### [DATA PROVIDED]
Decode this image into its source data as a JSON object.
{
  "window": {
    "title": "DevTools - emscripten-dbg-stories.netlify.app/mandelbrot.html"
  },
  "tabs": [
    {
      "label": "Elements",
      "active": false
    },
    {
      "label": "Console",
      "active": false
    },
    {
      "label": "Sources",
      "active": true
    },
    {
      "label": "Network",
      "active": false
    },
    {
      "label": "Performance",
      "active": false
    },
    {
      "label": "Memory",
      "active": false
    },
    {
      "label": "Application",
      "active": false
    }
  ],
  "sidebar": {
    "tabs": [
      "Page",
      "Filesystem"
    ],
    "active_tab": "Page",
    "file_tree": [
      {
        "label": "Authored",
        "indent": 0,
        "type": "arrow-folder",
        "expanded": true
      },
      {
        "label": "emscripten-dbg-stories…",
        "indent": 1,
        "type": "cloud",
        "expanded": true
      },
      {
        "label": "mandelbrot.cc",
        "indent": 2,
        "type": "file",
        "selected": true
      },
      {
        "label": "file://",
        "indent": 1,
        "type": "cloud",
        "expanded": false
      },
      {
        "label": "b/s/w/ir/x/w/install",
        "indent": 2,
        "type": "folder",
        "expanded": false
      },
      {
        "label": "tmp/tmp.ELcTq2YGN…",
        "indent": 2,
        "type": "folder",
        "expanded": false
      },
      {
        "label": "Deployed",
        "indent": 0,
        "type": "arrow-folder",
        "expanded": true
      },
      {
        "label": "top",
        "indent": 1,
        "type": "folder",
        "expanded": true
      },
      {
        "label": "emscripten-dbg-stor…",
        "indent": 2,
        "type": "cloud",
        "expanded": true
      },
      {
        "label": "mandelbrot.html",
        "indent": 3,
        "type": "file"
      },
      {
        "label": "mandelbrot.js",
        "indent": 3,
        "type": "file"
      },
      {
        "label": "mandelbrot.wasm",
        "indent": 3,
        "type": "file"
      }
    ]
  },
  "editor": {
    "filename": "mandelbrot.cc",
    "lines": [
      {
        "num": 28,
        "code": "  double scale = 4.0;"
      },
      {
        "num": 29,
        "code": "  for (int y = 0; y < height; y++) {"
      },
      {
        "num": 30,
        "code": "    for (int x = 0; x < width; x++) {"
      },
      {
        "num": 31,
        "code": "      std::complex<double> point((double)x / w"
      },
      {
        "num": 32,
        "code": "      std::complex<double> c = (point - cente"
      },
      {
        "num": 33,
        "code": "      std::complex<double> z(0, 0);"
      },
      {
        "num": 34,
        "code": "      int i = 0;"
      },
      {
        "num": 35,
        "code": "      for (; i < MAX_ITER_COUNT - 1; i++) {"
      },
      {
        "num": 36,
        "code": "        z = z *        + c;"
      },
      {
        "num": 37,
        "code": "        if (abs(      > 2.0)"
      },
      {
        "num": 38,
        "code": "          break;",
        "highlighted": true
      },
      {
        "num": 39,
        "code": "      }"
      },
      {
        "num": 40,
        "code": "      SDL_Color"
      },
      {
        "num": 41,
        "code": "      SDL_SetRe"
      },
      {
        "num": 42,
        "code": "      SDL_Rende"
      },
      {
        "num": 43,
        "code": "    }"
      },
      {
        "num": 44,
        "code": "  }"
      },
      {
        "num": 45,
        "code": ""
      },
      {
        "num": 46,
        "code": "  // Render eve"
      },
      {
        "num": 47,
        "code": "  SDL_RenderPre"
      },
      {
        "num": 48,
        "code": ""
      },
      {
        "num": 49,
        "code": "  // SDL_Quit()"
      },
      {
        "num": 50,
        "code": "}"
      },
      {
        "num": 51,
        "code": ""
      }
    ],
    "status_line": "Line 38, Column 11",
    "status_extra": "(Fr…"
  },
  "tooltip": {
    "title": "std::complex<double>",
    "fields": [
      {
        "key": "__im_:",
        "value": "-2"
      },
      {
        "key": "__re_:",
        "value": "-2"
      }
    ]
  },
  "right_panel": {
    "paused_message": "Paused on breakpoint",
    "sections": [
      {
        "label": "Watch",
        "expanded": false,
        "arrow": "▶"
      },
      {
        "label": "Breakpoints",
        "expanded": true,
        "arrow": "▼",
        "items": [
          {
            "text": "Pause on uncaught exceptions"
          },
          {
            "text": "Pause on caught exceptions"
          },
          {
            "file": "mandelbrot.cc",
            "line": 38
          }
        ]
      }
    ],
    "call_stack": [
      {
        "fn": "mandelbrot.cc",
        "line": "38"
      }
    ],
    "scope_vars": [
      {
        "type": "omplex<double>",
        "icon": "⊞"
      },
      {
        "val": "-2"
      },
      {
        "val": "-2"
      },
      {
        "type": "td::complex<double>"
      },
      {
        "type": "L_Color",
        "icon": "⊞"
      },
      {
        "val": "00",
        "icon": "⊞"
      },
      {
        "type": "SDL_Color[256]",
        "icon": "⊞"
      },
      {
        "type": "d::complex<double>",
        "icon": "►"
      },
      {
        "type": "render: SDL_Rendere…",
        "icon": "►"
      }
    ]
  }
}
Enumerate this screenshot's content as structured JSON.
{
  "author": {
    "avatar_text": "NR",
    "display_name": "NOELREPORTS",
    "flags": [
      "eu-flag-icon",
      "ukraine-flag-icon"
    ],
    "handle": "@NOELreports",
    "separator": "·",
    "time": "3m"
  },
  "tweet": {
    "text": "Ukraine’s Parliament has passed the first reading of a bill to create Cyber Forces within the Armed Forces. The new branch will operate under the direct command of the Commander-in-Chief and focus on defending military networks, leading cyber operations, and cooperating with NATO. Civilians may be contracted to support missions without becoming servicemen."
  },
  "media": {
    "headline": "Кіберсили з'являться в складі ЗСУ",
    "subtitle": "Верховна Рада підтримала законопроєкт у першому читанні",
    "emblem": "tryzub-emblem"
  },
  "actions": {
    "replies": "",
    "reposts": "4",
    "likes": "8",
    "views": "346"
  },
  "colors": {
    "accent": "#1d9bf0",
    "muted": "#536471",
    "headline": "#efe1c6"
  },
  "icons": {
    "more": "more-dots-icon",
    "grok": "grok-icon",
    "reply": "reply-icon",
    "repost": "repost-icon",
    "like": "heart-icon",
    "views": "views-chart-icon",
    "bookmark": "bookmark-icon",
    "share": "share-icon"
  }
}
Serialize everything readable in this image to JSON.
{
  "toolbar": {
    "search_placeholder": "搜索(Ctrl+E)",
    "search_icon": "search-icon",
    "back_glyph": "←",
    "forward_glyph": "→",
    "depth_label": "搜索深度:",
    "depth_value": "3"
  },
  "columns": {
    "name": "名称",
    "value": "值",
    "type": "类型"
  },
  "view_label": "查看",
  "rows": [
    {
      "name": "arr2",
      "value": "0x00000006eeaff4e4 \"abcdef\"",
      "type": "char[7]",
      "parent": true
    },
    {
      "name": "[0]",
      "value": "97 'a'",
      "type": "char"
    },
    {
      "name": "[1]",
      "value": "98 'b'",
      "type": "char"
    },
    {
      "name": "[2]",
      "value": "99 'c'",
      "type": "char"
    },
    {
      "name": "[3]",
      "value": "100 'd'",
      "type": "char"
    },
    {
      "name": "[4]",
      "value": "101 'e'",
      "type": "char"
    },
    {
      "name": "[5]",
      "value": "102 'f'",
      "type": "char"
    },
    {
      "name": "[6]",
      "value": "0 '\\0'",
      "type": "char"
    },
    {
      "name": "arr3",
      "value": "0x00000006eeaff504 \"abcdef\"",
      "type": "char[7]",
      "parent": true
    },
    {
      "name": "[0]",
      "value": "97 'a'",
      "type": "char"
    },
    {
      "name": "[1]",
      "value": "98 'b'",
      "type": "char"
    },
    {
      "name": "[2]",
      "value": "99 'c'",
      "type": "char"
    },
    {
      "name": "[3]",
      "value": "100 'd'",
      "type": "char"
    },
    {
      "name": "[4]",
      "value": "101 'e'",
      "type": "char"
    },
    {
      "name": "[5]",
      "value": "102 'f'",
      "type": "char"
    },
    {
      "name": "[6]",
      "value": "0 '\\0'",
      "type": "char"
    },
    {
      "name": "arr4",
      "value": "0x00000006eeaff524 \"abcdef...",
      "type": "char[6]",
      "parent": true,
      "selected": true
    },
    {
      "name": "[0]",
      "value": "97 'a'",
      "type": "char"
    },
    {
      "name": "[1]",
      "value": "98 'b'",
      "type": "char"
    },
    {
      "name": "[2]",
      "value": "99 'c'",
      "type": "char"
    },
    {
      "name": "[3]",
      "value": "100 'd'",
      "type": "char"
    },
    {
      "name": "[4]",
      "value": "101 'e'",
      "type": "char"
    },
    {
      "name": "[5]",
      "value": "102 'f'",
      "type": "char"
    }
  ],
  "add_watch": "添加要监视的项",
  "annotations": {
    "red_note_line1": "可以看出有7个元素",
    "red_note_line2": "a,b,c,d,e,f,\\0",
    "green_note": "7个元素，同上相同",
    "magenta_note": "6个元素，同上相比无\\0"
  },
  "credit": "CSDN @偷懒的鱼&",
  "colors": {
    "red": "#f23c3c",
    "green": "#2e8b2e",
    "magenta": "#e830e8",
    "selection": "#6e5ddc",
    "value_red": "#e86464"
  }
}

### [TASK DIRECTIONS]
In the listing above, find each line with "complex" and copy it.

### [FINISHED TASK]
        "code": "      std::complex<double> point((double)x / w"
        "code": "      std::complex<double> c = (point - cente"
        "code": "      std::complex<double> z(0, 0);"
    "title": "std::complex<double>",
        "type": "td::complex<double>"
        "type": "d::complex<double>",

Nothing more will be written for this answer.